The age of oratory has not passed; nor will it pass. The press, instead of displacing the orator, has given him a larger audience and enabled him to do a more extended work. As long as there are human rights to be defended; as long as there are great interests to be guarded; as long as the welfare of nations is a matter for discussion, so long will public speaking have its place.

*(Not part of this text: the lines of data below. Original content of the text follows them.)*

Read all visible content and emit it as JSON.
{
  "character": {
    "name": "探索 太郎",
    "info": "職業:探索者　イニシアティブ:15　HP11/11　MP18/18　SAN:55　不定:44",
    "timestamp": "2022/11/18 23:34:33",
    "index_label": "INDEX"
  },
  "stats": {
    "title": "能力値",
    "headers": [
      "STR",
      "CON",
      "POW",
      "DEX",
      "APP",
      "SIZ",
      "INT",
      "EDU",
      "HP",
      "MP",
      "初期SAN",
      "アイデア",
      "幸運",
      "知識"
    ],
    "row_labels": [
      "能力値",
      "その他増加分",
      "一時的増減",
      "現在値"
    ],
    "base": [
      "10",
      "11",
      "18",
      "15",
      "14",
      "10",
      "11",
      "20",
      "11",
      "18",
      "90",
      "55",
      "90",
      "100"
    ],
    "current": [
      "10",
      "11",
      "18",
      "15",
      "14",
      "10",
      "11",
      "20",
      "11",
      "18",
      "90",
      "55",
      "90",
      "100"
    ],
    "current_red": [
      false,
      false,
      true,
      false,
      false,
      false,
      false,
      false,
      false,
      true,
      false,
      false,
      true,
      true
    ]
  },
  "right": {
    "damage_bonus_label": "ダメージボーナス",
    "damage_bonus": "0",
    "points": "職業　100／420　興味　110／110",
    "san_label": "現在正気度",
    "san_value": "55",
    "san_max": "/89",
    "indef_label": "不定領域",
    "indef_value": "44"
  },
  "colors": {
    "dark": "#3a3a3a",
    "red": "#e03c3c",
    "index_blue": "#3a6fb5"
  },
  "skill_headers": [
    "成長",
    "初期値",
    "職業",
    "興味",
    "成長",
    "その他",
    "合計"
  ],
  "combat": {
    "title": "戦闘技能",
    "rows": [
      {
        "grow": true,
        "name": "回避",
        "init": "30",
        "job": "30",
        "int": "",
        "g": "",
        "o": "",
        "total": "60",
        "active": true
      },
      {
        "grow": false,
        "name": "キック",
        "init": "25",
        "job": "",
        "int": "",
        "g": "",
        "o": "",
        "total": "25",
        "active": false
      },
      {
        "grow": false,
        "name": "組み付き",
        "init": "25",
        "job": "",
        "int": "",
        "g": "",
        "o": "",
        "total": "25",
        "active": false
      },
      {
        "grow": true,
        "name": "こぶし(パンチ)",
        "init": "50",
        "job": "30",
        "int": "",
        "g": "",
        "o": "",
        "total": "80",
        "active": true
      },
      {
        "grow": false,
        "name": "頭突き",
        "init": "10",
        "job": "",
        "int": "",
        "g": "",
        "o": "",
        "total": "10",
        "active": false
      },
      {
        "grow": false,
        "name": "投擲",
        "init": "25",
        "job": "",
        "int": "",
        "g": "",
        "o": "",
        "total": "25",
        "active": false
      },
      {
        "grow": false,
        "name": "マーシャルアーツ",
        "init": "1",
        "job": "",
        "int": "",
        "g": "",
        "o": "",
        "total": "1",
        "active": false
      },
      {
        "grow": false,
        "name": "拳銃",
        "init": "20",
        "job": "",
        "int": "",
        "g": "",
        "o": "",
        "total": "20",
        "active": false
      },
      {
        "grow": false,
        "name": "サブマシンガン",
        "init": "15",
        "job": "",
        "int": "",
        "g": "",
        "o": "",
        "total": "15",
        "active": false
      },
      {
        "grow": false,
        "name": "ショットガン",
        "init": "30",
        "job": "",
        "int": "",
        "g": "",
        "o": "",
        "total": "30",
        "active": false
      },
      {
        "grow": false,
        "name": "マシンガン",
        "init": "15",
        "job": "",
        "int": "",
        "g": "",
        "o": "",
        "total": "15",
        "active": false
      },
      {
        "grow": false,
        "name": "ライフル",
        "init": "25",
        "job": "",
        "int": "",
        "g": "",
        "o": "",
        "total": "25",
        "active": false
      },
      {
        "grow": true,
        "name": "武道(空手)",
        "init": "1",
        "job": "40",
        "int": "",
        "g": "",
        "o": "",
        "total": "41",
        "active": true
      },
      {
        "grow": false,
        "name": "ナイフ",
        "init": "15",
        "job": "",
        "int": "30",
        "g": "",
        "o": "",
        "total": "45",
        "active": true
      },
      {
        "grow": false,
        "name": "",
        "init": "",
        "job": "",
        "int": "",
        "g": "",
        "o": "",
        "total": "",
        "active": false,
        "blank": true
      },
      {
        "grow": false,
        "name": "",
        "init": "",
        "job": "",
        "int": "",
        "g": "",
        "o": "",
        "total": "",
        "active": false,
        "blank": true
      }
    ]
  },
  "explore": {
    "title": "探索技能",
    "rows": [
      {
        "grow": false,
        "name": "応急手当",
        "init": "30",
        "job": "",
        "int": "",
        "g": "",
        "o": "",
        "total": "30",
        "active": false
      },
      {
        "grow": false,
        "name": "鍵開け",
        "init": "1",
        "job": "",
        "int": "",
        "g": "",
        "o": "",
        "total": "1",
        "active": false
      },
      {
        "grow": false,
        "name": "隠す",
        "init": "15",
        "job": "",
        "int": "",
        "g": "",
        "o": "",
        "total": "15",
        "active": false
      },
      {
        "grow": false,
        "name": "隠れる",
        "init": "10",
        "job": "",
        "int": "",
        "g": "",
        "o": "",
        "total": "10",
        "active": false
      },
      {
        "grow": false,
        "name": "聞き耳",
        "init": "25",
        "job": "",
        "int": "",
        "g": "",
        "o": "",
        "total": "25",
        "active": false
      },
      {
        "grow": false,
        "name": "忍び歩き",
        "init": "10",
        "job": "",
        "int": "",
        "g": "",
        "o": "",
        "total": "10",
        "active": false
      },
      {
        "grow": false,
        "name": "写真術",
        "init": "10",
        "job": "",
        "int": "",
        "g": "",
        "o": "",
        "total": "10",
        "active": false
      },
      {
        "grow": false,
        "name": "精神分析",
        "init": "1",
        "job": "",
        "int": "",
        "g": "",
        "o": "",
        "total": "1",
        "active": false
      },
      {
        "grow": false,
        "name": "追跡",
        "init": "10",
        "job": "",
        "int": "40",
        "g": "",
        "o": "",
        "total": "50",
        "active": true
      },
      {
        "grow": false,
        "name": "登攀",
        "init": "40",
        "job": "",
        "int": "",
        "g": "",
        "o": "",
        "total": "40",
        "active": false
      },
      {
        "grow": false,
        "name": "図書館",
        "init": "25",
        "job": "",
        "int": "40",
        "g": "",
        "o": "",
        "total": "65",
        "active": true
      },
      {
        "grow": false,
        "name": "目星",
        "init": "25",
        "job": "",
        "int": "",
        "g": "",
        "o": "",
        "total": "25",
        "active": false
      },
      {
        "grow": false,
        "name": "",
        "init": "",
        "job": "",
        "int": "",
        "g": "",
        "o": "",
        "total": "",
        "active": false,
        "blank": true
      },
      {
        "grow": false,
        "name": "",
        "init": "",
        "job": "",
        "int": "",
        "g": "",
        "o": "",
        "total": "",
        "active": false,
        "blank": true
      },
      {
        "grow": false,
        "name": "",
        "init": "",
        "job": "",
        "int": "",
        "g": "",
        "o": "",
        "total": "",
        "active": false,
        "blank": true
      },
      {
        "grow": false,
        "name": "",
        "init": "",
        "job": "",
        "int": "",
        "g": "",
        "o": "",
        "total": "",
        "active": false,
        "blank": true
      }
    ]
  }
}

There have been many definitions of eloquence. Daniel Webster has declared that it consists in the man, in the subject, and in the occasion. No one can question the truth of his statement. Without the man, the subject and the occasion are valueless, but it is equally true that, without a great subject and a proper occasion, a man speaks without effect. The speaker, moreover, is eloquent in proportion as he knows what he is talking about and means what he says. In